"This is a book about bodies in peril, and bodies as a force for change." Laing completed this new book about the right to bodily freedom just as the pandemic was gathering pace, showing how frighteningly vulnerable our physical bodies remain. But this is also, she writes, a time when the "right to love, to migrate, to gather in protest, to reproduce or refuse to reproduce" is increasingly being "viciously contested". Laing's writing is never less than bracing, combining formidable intelligence with truly radical ways of looking at the world. I need her books in my life more than ever.
This is an expansive book, bold in scope and speculative range, an invitation to ongoing conversation rather than bland assent. In that conversational spirit, I would venture a different view of the dynamic between freedom and control animating the book.

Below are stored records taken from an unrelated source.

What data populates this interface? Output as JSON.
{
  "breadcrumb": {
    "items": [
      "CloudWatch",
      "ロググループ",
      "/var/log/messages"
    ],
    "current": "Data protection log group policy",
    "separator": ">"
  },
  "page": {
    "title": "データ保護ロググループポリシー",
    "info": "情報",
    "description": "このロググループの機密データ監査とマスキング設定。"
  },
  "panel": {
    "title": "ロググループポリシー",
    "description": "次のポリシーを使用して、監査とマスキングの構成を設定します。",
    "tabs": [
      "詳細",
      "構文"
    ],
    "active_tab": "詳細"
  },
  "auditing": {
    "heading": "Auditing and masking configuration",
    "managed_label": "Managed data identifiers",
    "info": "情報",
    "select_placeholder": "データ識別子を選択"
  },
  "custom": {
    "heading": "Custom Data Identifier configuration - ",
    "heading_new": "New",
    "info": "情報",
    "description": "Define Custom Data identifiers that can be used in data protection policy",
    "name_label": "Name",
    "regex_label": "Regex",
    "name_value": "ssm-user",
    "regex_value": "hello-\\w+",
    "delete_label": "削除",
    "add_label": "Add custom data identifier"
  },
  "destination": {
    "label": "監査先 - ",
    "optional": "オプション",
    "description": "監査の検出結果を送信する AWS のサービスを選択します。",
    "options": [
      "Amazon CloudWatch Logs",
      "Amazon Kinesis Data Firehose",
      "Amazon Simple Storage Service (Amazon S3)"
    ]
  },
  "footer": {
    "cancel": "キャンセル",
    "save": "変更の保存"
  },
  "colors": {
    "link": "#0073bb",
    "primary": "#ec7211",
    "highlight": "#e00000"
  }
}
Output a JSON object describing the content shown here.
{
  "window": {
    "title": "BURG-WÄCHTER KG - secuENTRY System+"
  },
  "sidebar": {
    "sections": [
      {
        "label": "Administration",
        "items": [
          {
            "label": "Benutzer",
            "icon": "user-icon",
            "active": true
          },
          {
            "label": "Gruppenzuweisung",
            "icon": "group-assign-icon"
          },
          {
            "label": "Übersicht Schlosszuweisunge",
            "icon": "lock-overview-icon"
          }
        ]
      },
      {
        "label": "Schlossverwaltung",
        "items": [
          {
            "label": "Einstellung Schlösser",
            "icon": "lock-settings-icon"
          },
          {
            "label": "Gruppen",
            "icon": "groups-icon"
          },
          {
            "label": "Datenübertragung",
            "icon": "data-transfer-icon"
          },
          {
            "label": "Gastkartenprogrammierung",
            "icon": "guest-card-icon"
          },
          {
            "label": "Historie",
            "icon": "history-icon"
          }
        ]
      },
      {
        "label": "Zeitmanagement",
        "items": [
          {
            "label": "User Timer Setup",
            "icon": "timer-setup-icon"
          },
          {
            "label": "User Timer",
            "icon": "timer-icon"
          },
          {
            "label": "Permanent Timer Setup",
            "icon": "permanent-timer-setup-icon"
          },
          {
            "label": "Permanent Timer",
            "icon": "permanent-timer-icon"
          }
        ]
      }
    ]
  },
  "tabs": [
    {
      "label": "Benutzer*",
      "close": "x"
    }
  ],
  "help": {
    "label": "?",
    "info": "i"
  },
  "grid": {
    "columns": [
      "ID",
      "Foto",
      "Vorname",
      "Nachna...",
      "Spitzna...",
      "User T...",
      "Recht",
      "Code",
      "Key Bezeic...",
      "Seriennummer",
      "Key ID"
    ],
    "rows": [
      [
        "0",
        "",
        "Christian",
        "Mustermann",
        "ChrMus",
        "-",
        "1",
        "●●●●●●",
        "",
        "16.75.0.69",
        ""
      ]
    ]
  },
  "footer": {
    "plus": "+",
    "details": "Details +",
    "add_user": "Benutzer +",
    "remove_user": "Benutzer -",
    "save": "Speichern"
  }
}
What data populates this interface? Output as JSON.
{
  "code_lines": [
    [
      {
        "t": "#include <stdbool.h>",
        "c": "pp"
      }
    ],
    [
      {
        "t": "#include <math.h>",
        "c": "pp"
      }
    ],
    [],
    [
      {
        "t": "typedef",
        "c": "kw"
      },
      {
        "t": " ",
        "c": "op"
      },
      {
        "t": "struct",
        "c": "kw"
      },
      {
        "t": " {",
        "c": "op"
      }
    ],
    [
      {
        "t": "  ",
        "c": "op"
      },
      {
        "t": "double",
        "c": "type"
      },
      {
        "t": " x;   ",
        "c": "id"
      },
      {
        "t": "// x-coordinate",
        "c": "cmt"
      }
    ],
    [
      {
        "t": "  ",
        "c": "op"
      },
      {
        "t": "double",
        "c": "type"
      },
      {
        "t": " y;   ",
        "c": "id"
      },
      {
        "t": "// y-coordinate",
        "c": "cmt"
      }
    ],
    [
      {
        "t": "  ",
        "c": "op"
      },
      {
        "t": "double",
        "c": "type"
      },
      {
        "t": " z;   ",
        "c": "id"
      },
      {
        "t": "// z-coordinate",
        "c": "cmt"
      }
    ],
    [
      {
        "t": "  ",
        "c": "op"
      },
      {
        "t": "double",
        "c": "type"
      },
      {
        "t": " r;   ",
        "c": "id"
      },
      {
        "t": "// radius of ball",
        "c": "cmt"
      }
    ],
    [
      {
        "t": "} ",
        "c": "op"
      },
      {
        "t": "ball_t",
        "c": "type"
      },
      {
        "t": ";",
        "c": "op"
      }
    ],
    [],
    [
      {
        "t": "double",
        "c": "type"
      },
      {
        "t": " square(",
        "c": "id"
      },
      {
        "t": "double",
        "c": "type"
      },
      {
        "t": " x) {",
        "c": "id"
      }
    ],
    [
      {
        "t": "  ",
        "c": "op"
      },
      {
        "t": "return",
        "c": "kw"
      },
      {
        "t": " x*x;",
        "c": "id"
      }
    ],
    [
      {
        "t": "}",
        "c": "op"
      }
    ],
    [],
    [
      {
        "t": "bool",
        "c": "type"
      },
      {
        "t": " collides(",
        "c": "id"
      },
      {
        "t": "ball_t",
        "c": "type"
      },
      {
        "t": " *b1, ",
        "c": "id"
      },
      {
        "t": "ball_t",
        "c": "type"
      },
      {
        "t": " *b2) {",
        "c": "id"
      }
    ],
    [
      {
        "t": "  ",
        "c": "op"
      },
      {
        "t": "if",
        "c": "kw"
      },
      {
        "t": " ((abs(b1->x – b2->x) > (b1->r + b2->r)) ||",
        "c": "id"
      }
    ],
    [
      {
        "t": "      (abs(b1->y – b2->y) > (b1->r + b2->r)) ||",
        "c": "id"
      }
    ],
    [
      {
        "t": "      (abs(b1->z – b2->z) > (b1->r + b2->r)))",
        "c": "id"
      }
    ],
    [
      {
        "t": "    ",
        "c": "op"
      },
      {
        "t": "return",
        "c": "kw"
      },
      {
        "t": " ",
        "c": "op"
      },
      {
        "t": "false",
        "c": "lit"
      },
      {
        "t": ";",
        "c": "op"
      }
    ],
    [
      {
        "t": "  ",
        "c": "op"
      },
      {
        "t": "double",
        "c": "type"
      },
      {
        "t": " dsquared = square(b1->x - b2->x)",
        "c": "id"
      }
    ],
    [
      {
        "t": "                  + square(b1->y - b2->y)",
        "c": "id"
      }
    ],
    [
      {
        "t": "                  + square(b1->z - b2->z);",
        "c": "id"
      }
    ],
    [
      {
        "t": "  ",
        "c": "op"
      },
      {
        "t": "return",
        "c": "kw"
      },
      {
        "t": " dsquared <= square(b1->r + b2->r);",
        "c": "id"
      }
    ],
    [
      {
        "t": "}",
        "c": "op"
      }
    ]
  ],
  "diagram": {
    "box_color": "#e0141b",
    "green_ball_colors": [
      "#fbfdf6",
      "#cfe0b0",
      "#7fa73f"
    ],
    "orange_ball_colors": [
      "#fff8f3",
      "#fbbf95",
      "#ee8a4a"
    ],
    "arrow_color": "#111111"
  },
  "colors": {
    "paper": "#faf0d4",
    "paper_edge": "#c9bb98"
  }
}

Laing’s Reichian take on sexuality as a “wild force”, which every social order seeks to circumscribe and control, might account for why states and institutions keep such vigilant watch over the body, but not why liberation movements so often sabotage or compromise themselves – why, for example, an agitator for sexual reform such as Magnus Hirschfeld, founder in 1919 of Berlin’s Institute for Sexual Research, should also have been an advocate for “welfare eugenics”, including the compulsory sterilisation of the “mentally stupid”.
The compelling tale that Olivia Laing, acclaimed author of The Trip to Echo Springs (2013), The Lonely City (2016), Crudo (2018) and more, tells in Everybody: A Book About Freedom begins in 1999. Aged 22, she saw an advert – “pink, with a hand-drawn border of looping hearts” – in a herbal pharmacy in Brighton, attributing all kinds of physical symptoms to energy “stuck… from past traumas” and promising that it “could be loosened and induced to move again by way of body psychotherapy”.
The fertile source material — all the fascinating mini-biographies and conceptual leaps — makes Everybody a stimulating read. Laing’s ability to make connections is certainly impressive, and though her central thesis — that political, sexual and racial freedom is played out on and with the body — is nothing very new, her call for a tolerant future in which “difference is cherished” and bodies live without fear feels both timely and beguiling.
By blending memoir, art criticism and biography, Laing explores how the body you are born into shapes your life, your freedom and your opportunities.